Entries from a dataset of interfaces:
====

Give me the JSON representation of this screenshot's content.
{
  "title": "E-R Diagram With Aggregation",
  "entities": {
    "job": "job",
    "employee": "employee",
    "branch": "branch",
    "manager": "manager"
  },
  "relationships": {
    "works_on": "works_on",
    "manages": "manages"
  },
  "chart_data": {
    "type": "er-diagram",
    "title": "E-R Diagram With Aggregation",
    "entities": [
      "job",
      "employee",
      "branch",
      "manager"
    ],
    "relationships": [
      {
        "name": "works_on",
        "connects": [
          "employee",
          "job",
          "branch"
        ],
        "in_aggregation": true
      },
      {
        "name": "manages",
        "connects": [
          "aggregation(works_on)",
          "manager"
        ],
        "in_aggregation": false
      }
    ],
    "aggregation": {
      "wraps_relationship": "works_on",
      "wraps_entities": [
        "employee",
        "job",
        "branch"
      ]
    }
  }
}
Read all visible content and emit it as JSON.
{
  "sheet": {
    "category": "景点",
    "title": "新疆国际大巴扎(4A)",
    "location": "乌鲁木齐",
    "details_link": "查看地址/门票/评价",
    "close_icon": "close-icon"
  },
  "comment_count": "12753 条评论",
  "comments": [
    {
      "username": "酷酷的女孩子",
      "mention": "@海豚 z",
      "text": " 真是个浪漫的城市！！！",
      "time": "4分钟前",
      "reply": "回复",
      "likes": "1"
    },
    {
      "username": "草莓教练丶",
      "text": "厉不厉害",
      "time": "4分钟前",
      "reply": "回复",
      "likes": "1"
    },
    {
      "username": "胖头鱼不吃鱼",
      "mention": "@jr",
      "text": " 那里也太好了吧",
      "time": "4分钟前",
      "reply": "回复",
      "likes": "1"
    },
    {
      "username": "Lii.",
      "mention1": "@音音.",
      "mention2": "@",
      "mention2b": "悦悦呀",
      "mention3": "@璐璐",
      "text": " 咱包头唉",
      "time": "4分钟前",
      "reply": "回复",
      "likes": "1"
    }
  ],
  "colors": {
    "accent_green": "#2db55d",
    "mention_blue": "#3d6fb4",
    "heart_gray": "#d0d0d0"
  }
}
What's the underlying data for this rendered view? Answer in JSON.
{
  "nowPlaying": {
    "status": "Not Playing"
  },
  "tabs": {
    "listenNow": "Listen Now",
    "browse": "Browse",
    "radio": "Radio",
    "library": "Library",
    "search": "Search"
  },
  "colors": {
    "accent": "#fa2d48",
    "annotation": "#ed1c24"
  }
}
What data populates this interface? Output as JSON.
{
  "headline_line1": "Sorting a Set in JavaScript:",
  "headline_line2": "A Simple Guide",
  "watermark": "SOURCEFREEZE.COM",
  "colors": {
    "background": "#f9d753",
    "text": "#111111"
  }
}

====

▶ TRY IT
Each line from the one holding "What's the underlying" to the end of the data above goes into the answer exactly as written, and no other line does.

▶ ANSWER TO THE EXERCISE
What's the underlying data for this rendered view? Answer in JSON.
{
  "nowPlaying": {
    "status": "Not Playing"
  },
  "tabs": {
    "listenNow": "Listen Now",
    "browse": "Browse",
    "radio": "Radio",
    "library": "Library",
    "search": "Search"
  },
  "colors": {
    "accent": "#fa2d48",
    "annotation": "#ed1c24"
  }
}
What data populates this interface? Output as JSON.
{
  "headline_line1": "Sorting a Set in JavaScript:",
  "headline_line2": "A Simple Guide",
  "watermark": "SOURCEFREEZE.COM",
  "colors": {
    "background": "#f9d753",
    "text": "#111111"
  }
}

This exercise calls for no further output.